**Raw data**.
□ □ □

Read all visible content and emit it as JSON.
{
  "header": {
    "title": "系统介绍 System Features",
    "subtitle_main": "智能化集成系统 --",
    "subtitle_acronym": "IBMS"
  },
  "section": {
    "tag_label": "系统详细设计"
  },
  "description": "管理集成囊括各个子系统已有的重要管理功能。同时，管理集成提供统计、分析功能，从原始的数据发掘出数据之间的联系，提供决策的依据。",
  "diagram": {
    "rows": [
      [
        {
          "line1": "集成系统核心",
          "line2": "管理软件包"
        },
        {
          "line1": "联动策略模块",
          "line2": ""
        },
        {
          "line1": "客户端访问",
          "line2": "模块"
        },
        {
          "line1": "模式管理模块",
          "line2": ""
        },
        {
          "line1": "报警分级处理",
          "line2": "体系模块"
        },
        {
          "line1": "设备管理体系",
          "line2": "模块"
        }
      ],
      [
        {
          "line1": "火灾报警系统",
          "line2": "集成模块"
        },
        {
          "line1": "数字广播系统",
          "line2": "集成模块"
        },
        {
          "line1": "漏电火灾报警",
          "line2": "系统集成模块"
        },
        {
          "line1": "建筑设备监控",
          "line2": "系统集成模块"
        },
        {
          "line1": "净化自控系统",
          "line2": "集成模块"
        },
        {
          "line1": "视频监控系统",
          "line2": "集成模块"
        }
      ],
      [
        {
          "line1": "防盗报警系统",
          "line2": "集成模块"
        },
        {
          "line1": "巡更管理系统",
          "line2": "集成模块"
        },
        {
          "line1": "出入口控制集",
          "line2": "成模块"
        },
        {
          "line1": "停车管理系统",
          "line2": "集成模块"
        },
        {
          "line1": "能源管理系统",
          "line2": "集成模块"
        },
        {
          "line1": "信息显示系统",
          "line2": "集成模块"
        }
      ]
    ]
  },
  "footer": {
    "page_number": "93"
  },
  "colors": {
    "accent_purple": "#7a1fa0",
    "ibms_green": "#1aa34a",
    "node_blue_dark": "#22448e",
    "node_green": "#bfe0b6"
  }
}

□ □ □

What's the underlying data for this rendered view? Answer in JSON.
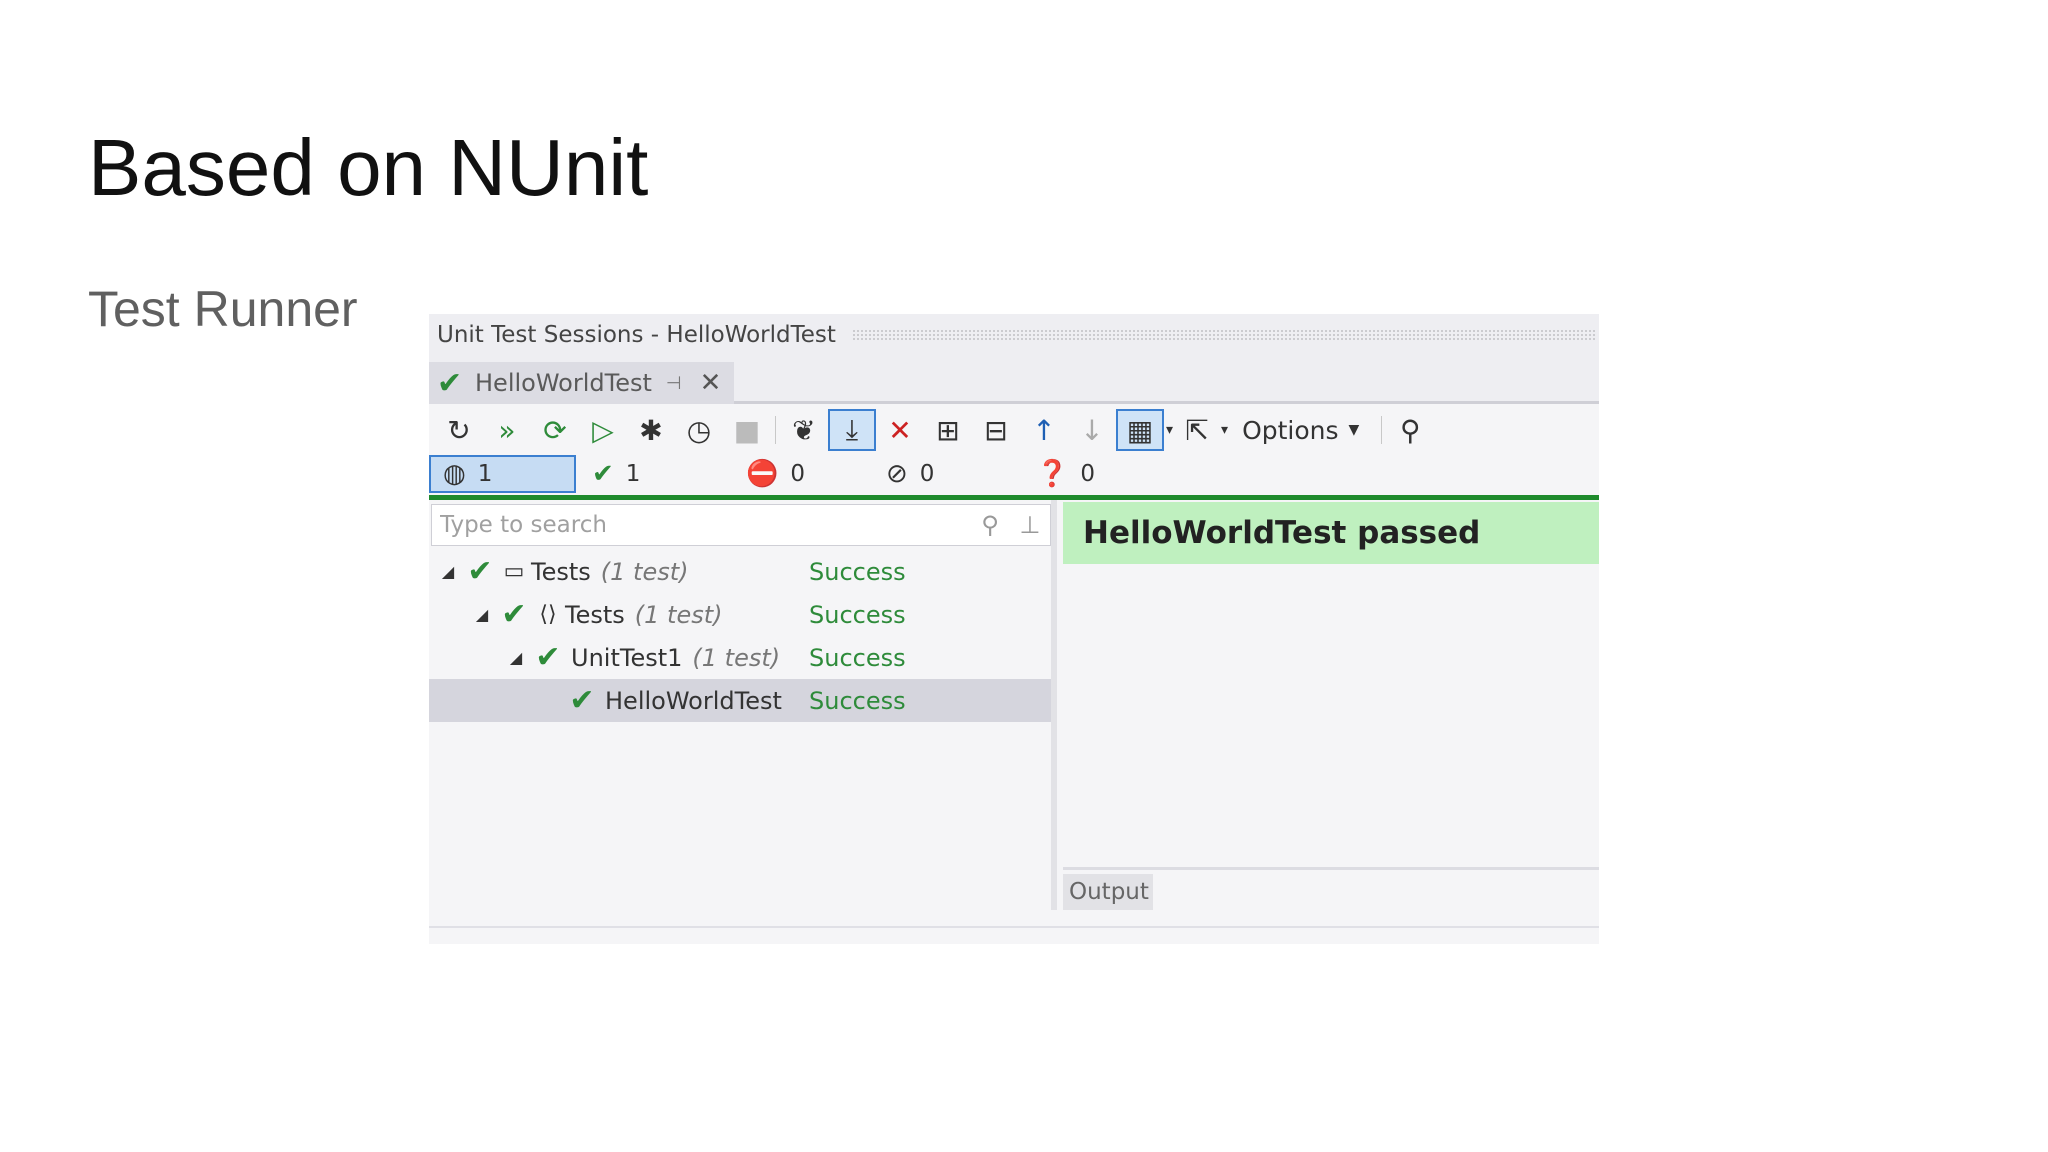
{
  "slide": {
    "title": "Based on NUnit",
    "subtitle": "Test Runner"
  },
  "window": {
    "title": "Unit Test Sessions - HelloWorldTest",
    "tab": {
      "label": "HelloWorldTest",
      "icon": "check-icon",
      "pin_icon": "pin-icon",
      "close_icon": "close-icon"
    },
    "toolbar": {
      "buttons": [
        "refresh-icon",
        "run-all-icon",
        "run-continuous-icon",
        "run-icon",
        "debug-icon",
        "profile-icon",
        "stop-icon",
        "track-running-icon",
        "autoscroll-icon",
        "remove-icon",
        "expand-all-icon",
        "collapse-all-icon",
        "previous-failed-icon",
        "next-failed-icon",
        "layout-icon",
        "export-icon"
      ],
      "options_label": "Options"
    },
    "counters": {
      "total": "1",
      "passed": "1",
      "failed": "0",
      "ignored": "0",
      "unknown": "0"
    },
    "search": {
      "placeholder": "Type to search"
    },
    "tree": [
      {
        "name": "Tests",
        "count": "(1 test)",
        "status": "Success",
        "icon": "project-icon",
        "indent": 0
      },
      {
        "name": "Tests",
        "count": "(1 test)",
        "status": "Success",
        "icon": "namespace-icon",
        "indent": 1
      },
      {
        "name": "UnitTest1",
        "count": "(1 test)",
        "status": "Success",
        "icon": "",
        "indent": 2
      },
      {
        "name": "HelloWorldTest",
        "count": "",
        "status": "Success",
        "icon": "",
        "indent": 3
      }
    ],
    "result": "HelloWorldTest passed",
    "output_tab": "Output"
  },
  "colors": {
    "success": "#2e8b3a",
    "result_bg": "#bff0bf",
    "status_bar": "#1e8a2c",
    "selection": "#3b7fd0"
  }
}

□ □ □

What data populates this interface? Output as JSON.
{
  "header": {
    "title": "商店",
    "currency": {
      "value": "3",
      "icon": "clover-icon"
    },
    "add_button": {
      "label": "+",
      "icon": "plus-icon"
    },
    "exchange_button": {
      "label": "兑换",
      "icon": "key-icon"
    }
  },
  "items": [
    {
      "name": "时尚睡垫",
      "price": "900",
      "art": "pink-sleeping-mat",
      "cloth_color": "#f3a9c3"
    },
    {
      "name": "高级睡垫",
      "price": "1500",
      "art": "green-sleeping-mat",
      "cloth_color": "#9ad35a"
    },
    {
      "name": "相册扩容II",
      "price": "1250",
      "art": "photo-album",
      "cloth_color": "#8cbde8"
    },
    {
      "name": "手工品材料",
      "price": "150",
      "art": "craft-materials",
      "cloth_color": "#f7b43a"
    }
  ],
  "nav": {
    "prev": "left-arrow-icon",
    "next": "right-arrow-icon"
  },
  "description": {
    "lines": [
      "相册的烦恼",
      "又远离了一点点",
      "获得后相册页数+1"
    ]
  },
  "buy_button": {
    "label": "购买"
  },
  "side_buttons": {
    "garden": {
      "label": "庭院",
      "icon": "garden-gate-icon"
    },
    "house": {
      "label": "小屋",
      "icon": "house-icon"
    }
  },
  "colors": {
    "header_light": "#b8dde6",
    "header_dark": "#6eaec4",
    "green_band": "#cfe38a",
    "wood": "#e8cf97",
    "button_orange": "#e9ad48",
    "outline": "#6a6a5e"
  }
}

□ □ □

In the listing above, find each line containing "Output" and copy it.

    "output_tab": "Output"
What data populates this interface? Output as JSON.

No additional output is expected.